Women's History Month 2022
Updated: Feb 4
The Coalition for Racial Equity and Social Justice (The Coalition4Justice) celebrates Women’s History Month by honoring two African American icons - Harriet Tubman and Michelle Obama.
Harriet Tubman, born Araminta "Minty" Rose in Maryland’s Eastern Shore, and later escaped to Philadelphia. Tubman returned to Maryland at least thirteen times to lead seventy enslaved family members and friends to freedom along the Underground Railroad, a network of routes and safe houses, established and operated by Back and white abolitionists that spanned three states.
On Tubman’s bicentennial anniversary, the Coalitin4Justice celebrates and honors her strength, tenacity, courage, and resilience to achieve what many might have thought impossible. Harriet Tubman, a Union spy, and nurse was also the first United States woman to lead an armed military raid during the Civil War. A life-long activist and advocate for social justice and equality, she joined with Susan B. Antony and Elizabeth Cady Stanton to fight for women’s rights. Tubman established the Tubman Home for Aged and Indigenous Negroes in 1908 and took in and cared for battered women and children.

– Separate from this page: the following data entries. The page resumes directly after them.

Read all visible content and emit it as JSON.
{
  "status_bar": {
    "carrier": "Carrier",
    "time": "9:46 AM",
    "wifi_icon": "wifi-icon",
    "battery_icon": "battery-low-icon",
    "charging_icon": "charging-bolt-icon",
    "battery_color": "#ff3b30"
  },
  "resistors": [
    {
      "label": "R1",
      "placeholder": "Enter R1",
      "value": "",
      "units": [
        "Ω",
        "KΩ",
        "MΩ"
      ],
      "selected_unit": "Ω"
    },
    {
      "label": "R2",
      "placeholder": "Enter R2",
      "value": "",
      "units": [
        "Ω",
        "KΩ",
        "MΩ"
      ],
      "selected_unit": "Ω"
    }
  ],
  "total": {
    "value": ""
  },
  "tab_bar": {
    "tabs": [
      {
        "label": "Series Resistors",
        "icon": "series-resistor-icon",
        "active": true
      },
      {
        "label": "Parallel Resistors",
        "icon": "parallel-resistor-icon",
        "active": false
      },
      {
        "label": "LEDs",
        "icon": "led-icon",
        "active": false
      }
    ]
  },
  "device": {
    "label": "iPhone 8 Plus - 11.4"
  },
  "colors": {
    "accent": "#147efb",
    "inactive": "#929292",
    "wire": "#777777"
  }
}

Harriet Tubman’s face is on US $20 bill and two national parks in Auburn, New York and Dorchester County, MD are named after her.

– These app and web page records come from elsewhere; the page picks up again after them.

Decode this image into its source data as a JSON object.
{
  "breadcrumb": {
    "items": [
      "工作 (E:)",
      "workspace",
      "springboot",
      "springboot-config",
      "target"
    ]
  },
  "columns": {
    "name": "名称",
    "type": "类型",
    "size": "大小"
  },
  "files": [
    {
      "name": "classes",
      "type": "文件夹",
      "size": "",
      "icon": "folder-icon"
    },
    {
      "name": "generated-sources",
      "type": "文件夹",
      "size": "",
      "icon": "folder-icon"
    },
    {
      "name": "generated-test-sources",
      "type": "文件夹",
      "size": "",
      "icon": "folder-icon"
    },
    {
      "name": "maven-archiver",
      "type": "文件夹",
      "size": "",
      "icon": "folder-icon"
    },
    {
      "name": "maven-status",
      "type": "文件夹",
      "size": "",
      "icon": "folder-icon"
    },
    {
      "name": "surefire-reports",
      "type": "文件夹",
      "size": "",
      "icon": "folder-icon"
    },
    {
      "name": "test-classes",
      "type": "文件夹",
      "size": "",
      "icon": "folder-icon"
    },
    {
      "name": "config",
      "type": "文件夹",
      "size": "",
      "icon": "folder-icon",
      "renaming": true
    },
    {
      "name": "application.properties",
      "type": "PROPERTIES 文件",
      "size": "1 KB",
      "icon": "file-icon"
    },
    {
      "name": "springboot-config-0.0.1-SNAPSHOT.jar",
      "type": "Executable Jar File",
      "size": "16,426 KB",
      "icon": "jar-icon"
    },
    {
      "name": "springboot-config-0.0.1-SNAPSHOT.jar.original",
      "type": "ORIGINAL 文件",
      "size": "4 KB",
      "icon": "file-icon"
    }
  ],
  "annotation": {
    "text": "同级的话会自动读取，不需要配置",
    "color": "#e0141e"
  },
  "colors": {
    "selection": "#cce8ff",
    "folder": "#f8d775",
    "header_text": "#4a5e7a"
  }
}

Michelle Obama, raised in South Side, Chicago, is the first African American FLOTUS of the United States, accomplished lawyer, and best-selling author.

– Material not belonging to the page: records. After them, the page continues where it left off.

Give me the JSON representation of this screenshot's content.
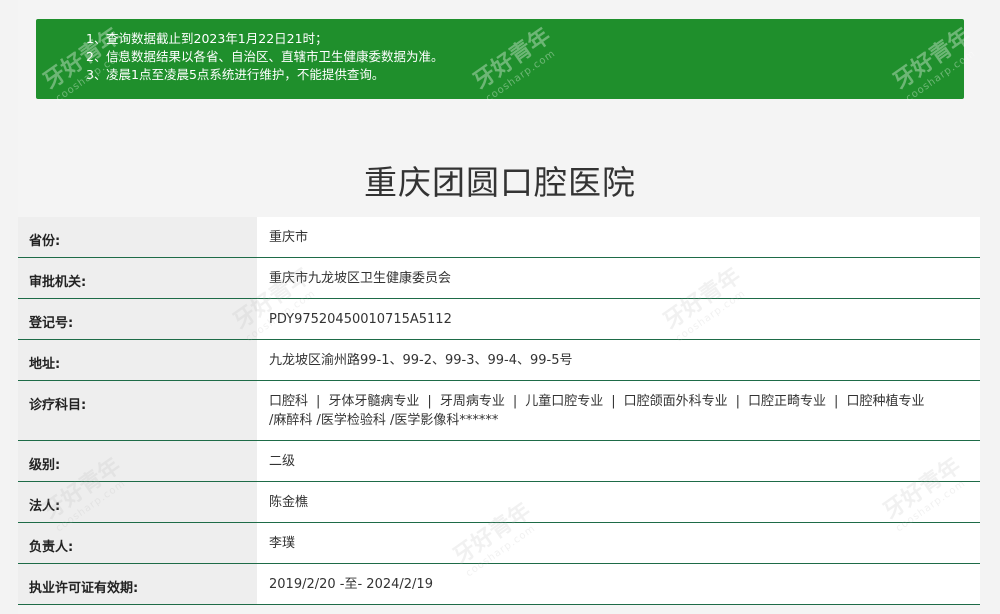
{
  "notice": {
    "lines": [
      {
        "num": "1、",
        "text": "查询数据截止到2023年1月22日21时；"
      },
      {
        "num": "2、",
        "text": "信息数据结果以各省、自治区、直辖市卫生健康委数据为准。"
      },
      {
        "num": "3、",
        "text": "凌晨1点至凌晨5点系统进行维护，不能提供查询。"
      }
    ],
    "background_color": "#1f8f2c"
  },
  "hospital_name": "重庆团圆口腔医院",
  "fields": {
    "province": {
      "label": "省份:",
      "value": "重庆市"
    },
    "authority": {
      "label": "审批机关:",
      "value": "重庆市九龙坡区卫生健康委员会"
    },
    "registration": {
      "label": "登记号:",
      "value": "PDY97520450010715A5112"
    },
    "address": {
      "label": "地址:",
      "value": "九龙坡区渝州路99-1、99-2、99-3、99-4、99-5号"
    },
    "departments": {
      "label": "诊疗科目:",
      "items": [
        "口腔科",
        "牙体牙髓病专业",
        "牙周病专业",
        "儿童口腔专业",
        "口腔颌面外科专业",
        "口腔正畸专业",
        "口腔种植专业"
      ],
      "separator": "|",
      "tail": "/麻醉科 /医学检验科 /医学影像科******"
    },
    "level": {
      "label": "级别:",
      "value": "二级"
    },
    "legal_person": {
      "label": "法人:",
      "value": "陈金樵"
    },
    "responsible": {
      "label": "负责人:",
      "value": "李璞"
    },
    "license_validity": {
      "label": "执业许可证有效期:",
      "value": "2019/2/20 -至- 2024/2/19"
    }
  },
  "watermark": {
    "text": "牙好青年",
    "sub": "coosharp.com"
  },
  "colors": {
    "accent_green": "#1f8f2c",
    "row_divider": "#1e6b47"
  }
}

Mrs. Obama’s strength, positive attitude, and warmth during her term as America’s first lady from January 2009 through 2017. She served as a role model for women and worked as an advocate for poverty awareness, quality education for all children, nutrition, healthy eating, and physical activity. She fought against childhood obesity and championed the education of young girls. Her three primary initiatives as First Lady were - "Let’s Move", "Rich Higher", "Let Girls Learn", and "Joining Forces".